* [Exercise brief]: Which lines of the records contain the word "legend"? Copy each one.
━━━━━━━━━━━━━━━━━━━━
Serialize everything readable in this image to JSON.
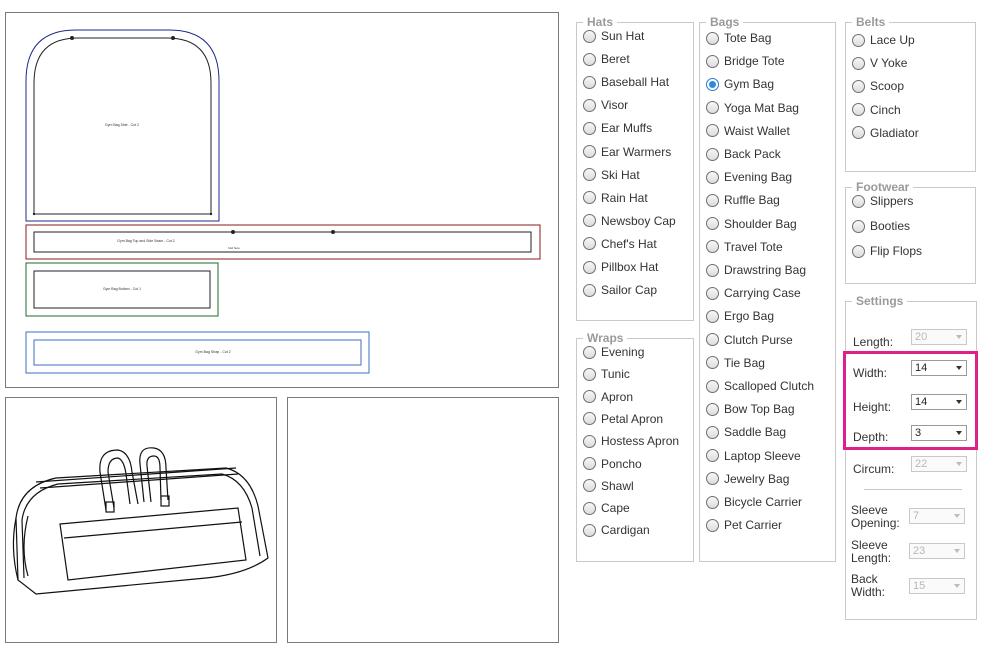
{
  "pattern_labels": {
    "side_panel": "Gym Bag Side - Cut 2",
    "top_panel": "Gym Bag Top and Side Seam - Cut 2",
    "top_panel_note": "fold here",
    "bottom_panel": "Gym Bag Bottom - Cut 1",
    "strap_panel": "Gym Bag Strap - Cut 2"
  },
  "hats": {
    "legend": "Hats",
    "items": [
      "Sun Hat",
      "Beret",
      "Baseball Hat",
      "Visor",
      "Ear Muffs",
      "Ear Warmers",
      "Ski Hat",
      "Rain Hat",
      "Newsboy Cap",
      "Chef's Hat",
      "Pillbox Hat",
      "Sailor Cap"
    ]
  },
  "wraps": {
    "legend": "Wraps",
    "items": [
      "Evening",
      "Tunic",
      "Apron",
      "Petal Apron",
      "Hostess Apron",
      "Poncho",
      "Shawl",
      "Cape",
      "Cardigan"
    ]
  },
  "bags": {
    "legend": "Bags",
    "selected": "Gym Bag",
    "items": [
      "Tote Bag",
      "Bridge Tote",
      "Gym Bag",
      "Yoga Mat Bag",
      "Waist Wallet",
      "Back Pack",
      "Evening Bag",
      "Ruffle Bag",
      "Shoulder Bag",
      "Travel Tote",
      "Drawstring Bag",
      "Carrying Case",
      "Ergo Bag",
      "Clutch Purse",
      "Tie Bag",
      "Scalloped Clutch",
      "Bow Top Bag",
      "Saddle Bag",
      "Laptop Sleeve",
      "Jewelry Bag",
      "Bicycle Carrier",
      "Pet Carrier"
    ]
  },
  "belts": {
    "legend": "Belts",
    "items": [
      "Lace Up",
      "V Yoke",
      "Scoop",
      "Cinch",
      "Gladiator"
    ]
  },
  "footwear": {
    "legend": "Footwear",
    "items": [
      "Slippers",
      "Booties",
      "Flip Flops"
    ]
  },
  "settings": {
    "legend": "Settings",
    "length": {
      "label": "Length:",
      "value": "20",
      "disabled": true
    },
    "width": {
      "label": "Width:",
      "value": "14",
      "disabled": false
    },
    "height": {
      "label": "Height:",
      "value": "14",
      "disabled": false
    },
    "depth": {
      "label": "Depth:",
      "value": "3",
      "disabled": false
    },
    "circum": {
      "label": "Circum:",
      "value": "22",
      "disabled": true
    },
    "sleeve_opening": {
      "label_line1": "Sleeve",
      "label_line2": "Opening:",
      "value": "7",
      "disabled": true
    },
    "sleeve_length": {
      "label_line1": "Sleeve",
      "label_line2": "Length:",
      "value": "23",
      "disabled": true
    },
    "back_width": {
      "label_line1": "Back",
      "label_line2": "Width:",
      "value": "15",
      "disabled": true
    }
  },
  "colors": {
    "side_outline": "#1e2a8c",
    "top_outline": "#8c1a1a",
    "bottom_outline": "#1e6b2a",
    "strap_outline": "#3f6fc0",
    "highlight": "#e0208a"
  }
}
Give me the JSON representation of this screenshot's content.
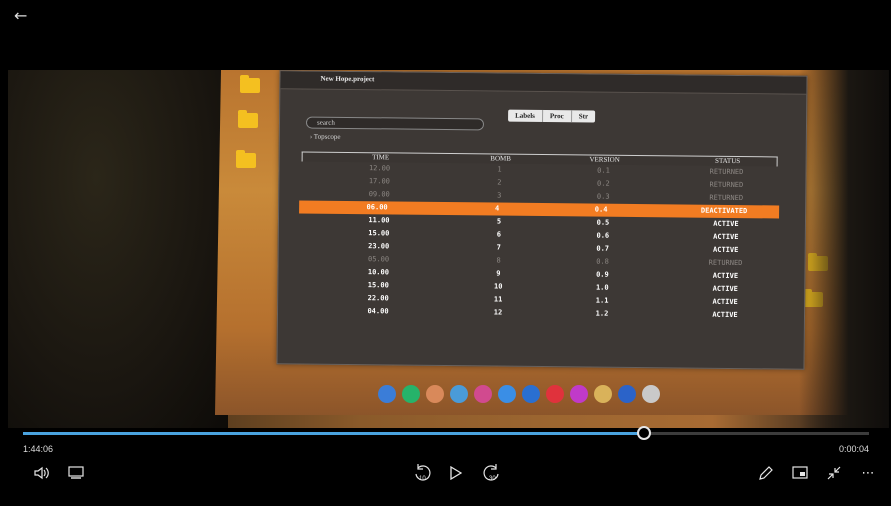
{
  "player": {
    "back_icon": "back-arrow-icon",
    "time_elapsed": "1:44:06",
    "time_remaining": "0:00:04",
    "progress_fraction": 0.734,
    "controls": {
      "volume_icon": "speaker-icon",
      "captions_icon": "captions-icon",
      "skip_back_label": "10",
      "play_icon": "play-icon",
      "skip_forward_label": "30",
      "edit_icon": "pencil-icon",
      "miniplayer_icon": "miniplayer-icon",
      "exit_fullscreen_icon": "exit-fullscreen-icon",
      "more_icon": "more-icon"
    },
    "accent_color": "#4aa3df"
  },
  "video": {
    "app_title": "New Hope.project",
    "search_placeholder": "search",
    "tree_item": "Topscope",
    "tabs": [
      "Labels",
      "Proc",
      "Str"
    ],
    "columns": [
      "TIME",
      "BOMB",
      "VERSION",
      "STATUS"
    ],
    "rows": [
      {
        "time": "12.00",
        "bomb": "1",
        "version": "0.1",
        "status": "RETURNED",
        "style": "dim"
      },
      {
        "time": "17.00",
        "bomb": "2",
        "version": "0.2",
        "status": "RETURNED",
        "style": "dim"
      },
      {
        "time": "09.00",
        "bomb": "3",
        "version": "0.3",
        "status": "RETURNED",
        "style": "dim"
      },
      {
        "time": "06.00",
        "bomb": "4",
        "version": "0.4",
        "status": "DEACTIVATED",
        "style": "selected"
      },
      {
        "time": "11.00",
        "bomb": "5",
        "version": "0.5",
        "status": "ACTIVE",
        "style": "bright"
      },
      {
        "time": "15.00",
        "bomb": "6",
        "version": "0.6",
        "status": "ACTIVE",
        "style": "bright"
      },
      {
        "time": "23.00",
        "bomb": "7",
        "version": "0.7",
        "status": "ACTIVE",
        "style": "bright"
      },
      {
        "time": "05.00",
        "bomb": "8",
        "version": "0.8",
        "status": "RETURNED",
        "style": "dim"
      },
      {
        "time": "10.00",
        "bomb": "9",
        "version": "0.9",
        "status": "ACTIVE",
        "style": "bright"
      },
      {
        "time": "15.00",
        "bomb": "10",
        "version": "1.0",
        "status": "ACTIVE",
        "style": "bright"
      },
      {
        "time": "22.00",
        "bomb": "11",
        "version": "1.1",
        "status": "ACTIVE",
        "style": "bright"
      },
      {
        "time": "04.00",
        "bomb": "12",
        "version": "1.2",
        "status": "ACTIVE",
        "style": "bright"
      }
    ],
    "selected_row_color": "#f27c22",
    "dock_colors": [
      "#3b7dd8",
      "#26b36a",
      "#d9895a",
      "#4a9bd8",
      "#d14a8f",
      "#3a8ee6",
      "#2a6fd1",
      "#e0323c",
      "#c03ac9",
      "#d9b25a",
      "#2b63c9",
      "#c9c9c9"
    ]
  }
}
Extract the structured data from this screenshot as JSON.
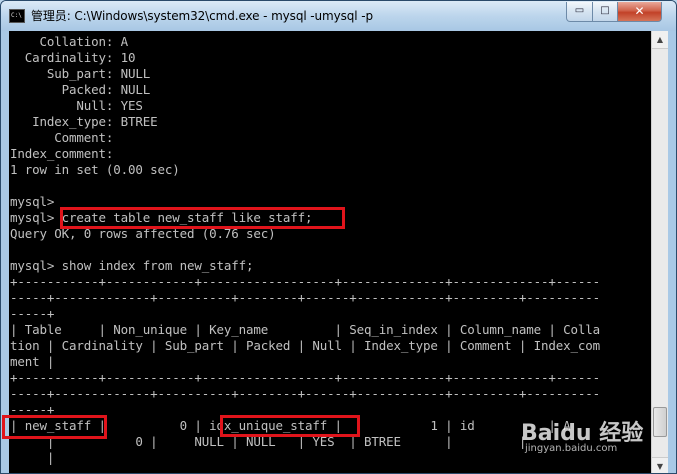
{
  "window": {
    "title": "管理员: C:\\Windows\\system32\\cmd.exe - mysql  -umysql -p",
    "icon_label": "C:\\"
  },
  "controls": {
    "minimize": "▭",
    "maximize": "□",
    "close": "✕"
  },
  "scrollbar": {
    "up": "▲",
    "down": "▼"
  },
  "console_lines": [
    "    Collation: A",
    "  Cardinality: 10",
    "     Sub_part: NULL",
    "       Packed: NULL",
    "         Null: YES",
    "   Index_type: BTREE",
    "      Comment: ",
    "Index_comment: ",
    "1 row in set (0.00 sec)",
    "",
    "mysql>",
    "mysql> create table new_staff like staff;",
    "Query OK, 0 rows affected (0.76 sec)",
    "",
    "mysql> show index from new_staff;",
    "+-----------+------------+------------------+--------------+-------------+------",
    "-----+-------------+----------+--------+------+------------+---------+----------",
    "-----+",
    "| Table     | Non_unique | Key_name         | Seq_in_index | Column_name | Colla",
    "tion | Cardinality | Sub_part | Packed | Null | Index_type | Comment | Index_com",
    "ment |",
    "+-----------+------------+------------------+--------------+-------------+------",
    "-----+-------------+----------+--------+------+------------+---------+----------",
    "-----+",
    "| new_staff |          0 | idx_unique_staff |            1 | id          | A",
    "     |           0 |     NULL | NULL   | YES  | BTREE      |         |",
    "     |"
  ],
  "watermark": {
    "brand": "Baidu 经验",
    "url": "jingyan.baidu.com"
  },
  "colors": {
    "console_bg": "#000000",
    "console_text": "#c0c0c0",
    "highlight": "#e0141b",
    "close_button": "#c24128"
  }
}
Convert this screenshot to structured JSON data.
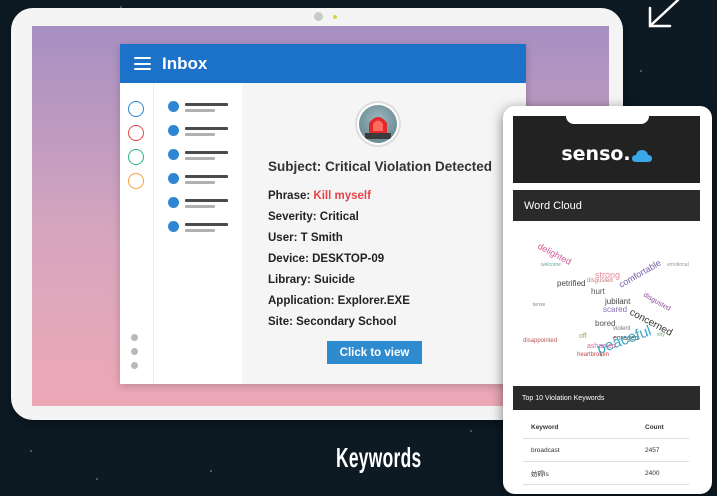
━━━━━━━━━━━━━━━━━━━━
* [Task solution]:
    "legend": "Hats",
    "legend": "Wraps",
    "legend": "Bags",
    "legend": "Belts",
    "legend": "Footwear",
    "legend": "Settings",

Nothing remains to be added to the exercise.